If you met me when I was in college, I might have described myself as a Christian. (Or not. I was all over the place about that.) There were a few things I meant by this. One of them was, "Don’t try to convert me, I’m already as converted as
So, there I was, fifteen or so years old, and I had decided that the religion I had been raised with was clearly nonsense. It’s a fairly common teenage experience, I suspect. You see things from the other side, you know the adults have been lying to you about what
At the age of thirteen, I also discovered rock and roll. (Busy year, I know.) I met a girl who was as obsessed with The Lord of the Rings as I was (we watched the Bakshi film over and over. That’s right. The Bakshi film.) She was also really into
Another thing that happened when I was thirteen or fourteen, was that I became briefly worried that I might be gay. This was because I didn’t like any boys. I thought they were all stupid and irritating. I knew there was this thing that was supposed to happen during puberty,
I was thirteen or fourteen when I learned about abortion at religious summer camp. The camp was connected to Lake Sawyer and followed the same general Chickian doctrine, but in a lot of ways it was like every other summer camp. There were crafts and altar calls and junk food

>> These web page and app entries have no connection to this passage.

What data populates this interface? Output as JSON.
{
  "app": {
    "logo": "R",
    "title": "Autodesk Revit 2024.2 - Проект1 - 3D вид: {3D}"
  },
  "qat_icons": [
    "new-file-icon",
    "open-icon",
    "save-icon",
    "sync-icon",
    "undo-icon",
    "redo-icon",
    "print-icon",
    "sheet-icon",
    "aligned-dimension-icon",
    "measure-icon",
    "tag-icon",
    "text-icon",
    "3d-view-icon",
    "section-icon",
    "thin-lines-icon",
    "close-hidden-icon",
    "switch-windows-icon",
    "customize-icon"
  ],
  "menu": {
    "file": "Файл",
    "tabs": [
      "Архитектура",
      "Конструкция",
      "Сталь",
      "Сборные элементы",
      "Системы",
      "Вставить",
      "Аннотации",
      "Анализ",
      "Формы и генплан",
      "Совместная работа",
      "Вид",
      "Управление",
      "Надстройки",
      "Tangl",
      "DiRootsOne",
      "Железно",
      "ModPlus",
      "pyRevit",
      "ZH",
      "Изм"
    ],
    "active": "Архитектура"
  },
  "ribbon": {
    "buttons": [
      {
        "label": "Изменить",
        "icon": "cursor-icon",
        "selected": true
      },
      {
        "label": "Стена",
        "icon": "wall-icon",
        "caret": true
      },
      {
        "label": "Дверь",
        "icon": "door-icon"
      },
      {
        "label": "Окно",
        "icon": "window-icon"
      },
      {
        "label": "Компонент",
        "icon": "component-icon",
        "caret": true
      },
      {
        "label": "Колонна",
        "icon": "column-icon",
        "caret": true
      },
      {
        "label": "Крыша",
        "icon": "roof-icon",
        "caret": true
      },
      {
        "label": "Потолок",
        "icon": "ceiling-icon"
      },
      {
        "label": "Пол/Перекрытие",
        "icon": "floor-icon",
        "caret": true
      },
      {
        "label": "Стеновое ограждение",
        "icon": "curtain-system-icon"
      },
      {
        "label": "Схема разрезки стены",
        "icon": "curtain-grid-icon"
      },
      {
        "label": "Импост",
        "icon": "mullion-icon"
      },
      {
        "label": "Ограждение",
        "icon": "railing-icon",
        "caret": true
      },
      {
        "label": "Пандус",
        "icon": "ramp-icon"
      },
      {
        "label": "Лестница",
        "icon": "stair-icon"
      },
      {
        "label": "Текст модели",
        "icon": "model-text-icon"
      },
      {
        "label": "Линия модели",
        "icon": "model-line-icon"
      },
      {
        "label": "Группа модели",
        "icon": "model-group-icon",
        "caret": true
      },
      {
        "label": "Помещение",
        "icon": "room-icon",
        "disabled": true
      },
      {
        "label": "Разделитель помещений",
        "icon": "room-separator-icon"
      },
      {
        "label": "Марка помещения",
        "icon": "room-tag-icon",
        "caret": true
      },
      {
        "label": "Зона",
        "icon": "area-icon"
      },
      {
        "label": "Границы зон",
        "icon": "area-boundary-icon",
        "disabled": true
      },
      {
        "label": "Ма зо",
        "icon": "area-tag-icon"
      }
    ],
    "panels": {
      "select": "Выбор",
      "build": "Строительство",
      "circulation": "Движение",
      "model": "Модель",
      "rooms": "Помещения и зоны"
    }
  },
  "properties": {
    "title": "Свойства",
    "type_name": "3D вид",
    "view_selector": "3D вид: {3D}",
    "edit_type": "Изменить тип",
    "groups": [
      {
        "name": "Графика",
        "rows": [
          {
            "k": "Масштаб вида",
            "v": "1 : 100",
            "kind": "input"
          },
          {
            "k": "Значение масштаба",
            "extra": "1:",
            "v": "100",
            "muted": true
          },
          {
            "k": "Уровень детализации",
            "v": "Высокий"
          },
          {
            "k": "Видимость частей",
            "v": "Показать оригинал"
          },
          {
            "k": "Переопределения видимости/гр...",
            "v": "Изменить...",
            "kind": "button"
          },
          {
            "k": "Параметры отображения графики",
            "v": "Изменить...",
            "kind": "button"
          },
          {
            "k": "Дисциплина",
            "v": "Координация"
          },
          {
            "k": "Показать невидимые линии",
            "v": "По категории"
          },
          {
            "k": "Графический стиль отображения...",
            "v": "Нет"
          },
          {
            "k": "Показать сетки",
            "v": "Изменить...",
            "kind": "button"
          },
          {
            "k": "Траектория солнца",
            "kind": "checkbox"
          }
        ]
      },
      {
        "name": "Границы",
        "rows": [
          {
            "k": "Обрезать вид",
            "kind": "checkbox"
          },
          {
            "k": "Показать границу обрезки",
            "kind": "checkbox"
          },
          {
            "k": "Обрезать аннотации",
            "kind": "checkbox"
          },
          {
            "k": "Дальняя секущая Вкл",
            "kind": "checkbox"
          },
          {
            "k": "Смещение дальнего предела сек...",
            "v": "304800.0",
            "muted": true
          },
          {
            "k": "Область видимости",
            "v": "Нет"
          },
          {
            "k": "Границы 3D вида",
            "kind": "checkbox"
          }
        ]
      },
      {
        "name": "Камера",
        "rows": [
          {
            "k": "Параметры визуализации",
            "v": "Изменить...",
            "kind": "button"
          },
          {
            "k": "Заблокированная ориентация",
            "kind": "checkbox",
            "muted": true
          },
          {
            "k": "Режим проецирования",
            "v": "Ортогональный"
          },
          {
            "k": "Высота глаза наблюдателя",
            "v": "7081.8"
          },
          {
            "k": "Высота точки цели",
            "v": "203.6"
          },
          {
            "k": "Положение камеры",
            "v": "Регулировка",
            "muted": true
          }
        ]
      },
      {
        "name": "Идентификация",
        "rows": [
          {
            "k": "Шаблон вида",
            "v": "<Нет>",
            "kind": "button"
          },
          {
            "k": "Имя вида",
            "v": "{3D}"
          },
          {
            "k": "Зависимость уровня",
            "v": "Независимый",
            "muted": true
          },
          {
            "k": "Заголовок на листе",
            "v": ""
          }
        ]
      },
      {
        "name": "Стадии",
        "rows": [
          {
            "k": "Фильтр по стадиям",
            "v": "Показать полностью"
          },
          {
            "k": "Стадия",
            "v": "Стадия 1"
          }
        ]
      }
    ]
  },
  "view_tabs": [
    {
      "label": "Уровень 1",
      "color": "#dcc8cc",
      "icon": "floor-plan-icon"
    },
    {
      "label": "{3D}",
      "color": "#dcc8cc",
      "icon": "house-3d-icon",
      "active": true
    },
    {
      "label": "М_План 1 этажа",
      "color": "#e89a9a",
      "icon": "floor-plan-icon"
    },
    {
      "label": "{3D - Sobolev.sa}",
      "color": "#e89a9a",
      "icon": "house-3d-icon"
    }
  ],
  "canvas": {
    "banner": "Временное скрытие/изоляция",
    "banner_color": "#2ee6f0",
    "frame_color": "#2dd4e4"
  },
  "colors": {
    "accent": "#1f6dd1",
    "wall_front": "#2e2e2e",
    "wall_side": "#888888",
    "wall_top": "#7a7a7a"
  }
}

Here’s what happened to me during the year I was twelve: I started junior high. The other kids hated me. I hit puberty. We moved to a completely different part of the country. My family stayed with some friends of my parents for a couple of months. I went to
When I was twelve, we left Orange County, California and moved to King County, Washington. Where we lived was like this: go to Kent, and then start driving east. Go up the hill. Keep driving. Pass Lake Meridian. Keep driving. Pass a bunch of housing developments. Keep driving. Keep driving.
Between the ages of 10 and 12, I was mentally committed to the church, to being a Christian, but there were still things that troubled me. I was worried about how you could know it was all true. How could I know God really existed? How could I know Jesus
When I was in kindergarten, the teacher had us write stories. It was the first time I had ever done such a thing. It was a revelation. A mind-blowing, life-changing moment. Until then, it had never occurred to me that stories had to be written down before they could be
Kids (and kids in church) like to tell stories with weird superstitions and urban legends and dark rumors and wacky conspiracy theories. I remember being highly skeptical of this stuff. It seemed to me that kids were kind of gullible. I didn’t want to be gullible. So if some kid
When I was a kid, church seemed pretty much like school. Adults made me go. People told me stories and showed me pictures. Sometimes they asked questions about the stories they told me, and if they asked questions it was important to tell them the right answer. Church was different
One of the things I never do anymore is skip church. That used to be one of my favorite things to do when I was a kid. I couldn’t do it on my own — it had to be because my parents had decided we were going to skip church.